Using Quickcodes

Last Updated -

Note: This is an article that references the Classic Agent console. contains many features to make you more efficient in the Classic Agent console. You can use "Quickcodes" from any to add Knowledge Base content quickly and easily to your customer replies. However, Macros are the more powerful version of automating actions and including articles in case replies. Quickcodes will not be available in Next Gen Agent agent however, you can convert your existing Quickcodes into Macros, see Turn Quickcodes into Macros.

Quickcodes allow you to type a simple string (like "Contact") and insert the contents of a particular article from your Knowledge Base.

In the Classic Agent console, you'll notice a Quickcodes input box -- start typing and you'll see a list of available Quickcodes displayed for easy selection -- that can be used to select either with your mouse or with your keyboard arrows in a "type-down" selection. When you select the Quickcode corresponding to the Knowledge Base article you want to insert, will automatically insert the contents of that article instantly into the response area.

Here's a quick view of a case showing the Quickcode typedown in the Classic Agent console:

Creating Quickcodes

Creating Quickcodes is quick and easy. First, you will need to navigate to the Articles section in Admin > Content > Articles. Locate the article you want to edit to add a Quickcode.

In the Quickcode field for that article, simply type in the code you want to use as a Quickcode to return the contents from the article to a case in Classic Agent.

Quickcodes vs. Macros

You may notice a significant overlap of the Quickcode feature with Macros.

Here are the key differences between Quickcodes and Macros:
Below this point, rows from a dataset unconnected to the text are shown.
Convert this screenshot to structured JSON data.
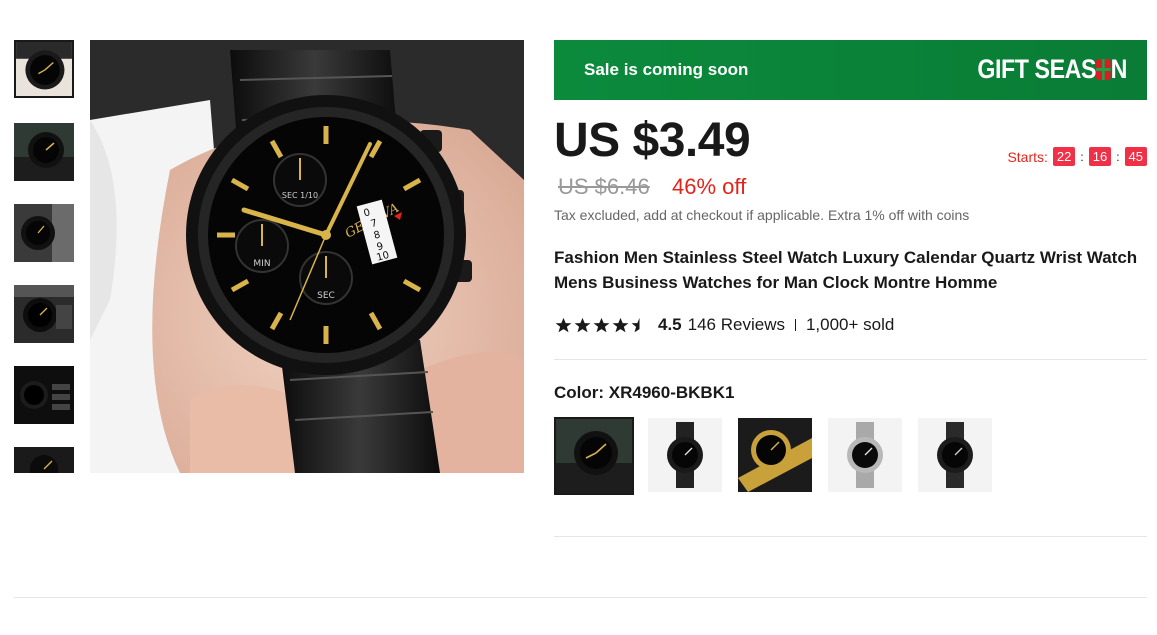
{
  "gallery": {
    "thumbnails": [
      {
        "name": "thumb-1",
        "active": true
      },
      {
        "name": "thumb-2",
        "active": false
      },
      {
        "name": "thumb-3",
        "active": false
      },
      {
        "name": "thumb-4",
        "active": false
      },
      {
        "name": "thumb-5",
        "active": false
      },
      {
        "name": "thumb-6",
        "active": false
      }
    ],
    "watch_dial": {
      "brand": "GENEVA",
      "sub_dial_min": "MIN",
      "sub_dial_sec": "SEC",
      "sub_dial_sec_top": "SEC 1/10",
      "date_digits": [
        "0",
        "7",
        "8",
        "9",
        "10"
      ]
    }
  },
  "banner": {
    "sale_text": "Sale is coming soon",
    "gift_text_a": "GIFT SEAS",
    "gift_text_b": "N"
  },
  "price": {
    "current": "US $3.49",
    "original": "US $6.46",
    "discount": "46% off",
    "tax_note": "Tax excluded, add at checkout if applicable. Extra 1% off with coins"
  },
  "countdown": {
    "label": "Starts:",
    "hours": "22",
    "minutes": "16",
    "seconds": "45",
    "separator": ":"
  },
  "product": {
    "title": "Fashion Men Stainless Steel Watch Luxury Calendar Quartz Wrist Watch Mens Business Watches for Man Clock Montre Homme",
    "rating": 4.5,
    "rating_text": "4.5",
    "reviews": "146 Reviews",
    "sold": "1,000+ sold"
  },
  "variants": {
    "label": "Color: XR4960-BKBK1",
    "options": [
      {
        "name": "swatch-black-gold-closeup",
        "selected": true
      },
      {
        "name": "swatch-black-white",
        "selected": false
      },
      {
        "name": "swatch-gold",
        "selected": false
      },
      {
        "name": "swatch-silver",
        "selected": false
      },
      {
        "name": "swatch-black-silver",
        "selected": false
      }
    ]
  },
  "colors": {
    "accent_red": "#e1251b",
    "banner_green": "#0b8a3c",
    "countdown_red": "#f03046",
    "text": "#191919"
  }
}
  • Quickcodes change only the Agent Response
  • Macros can contain many actions, including setting of Case fields, inserting information, and other system actions
We recommend that you choose to use either Quickcodes or Macros for your Agent workflow, as using both of these features simultaneously may cause confusion.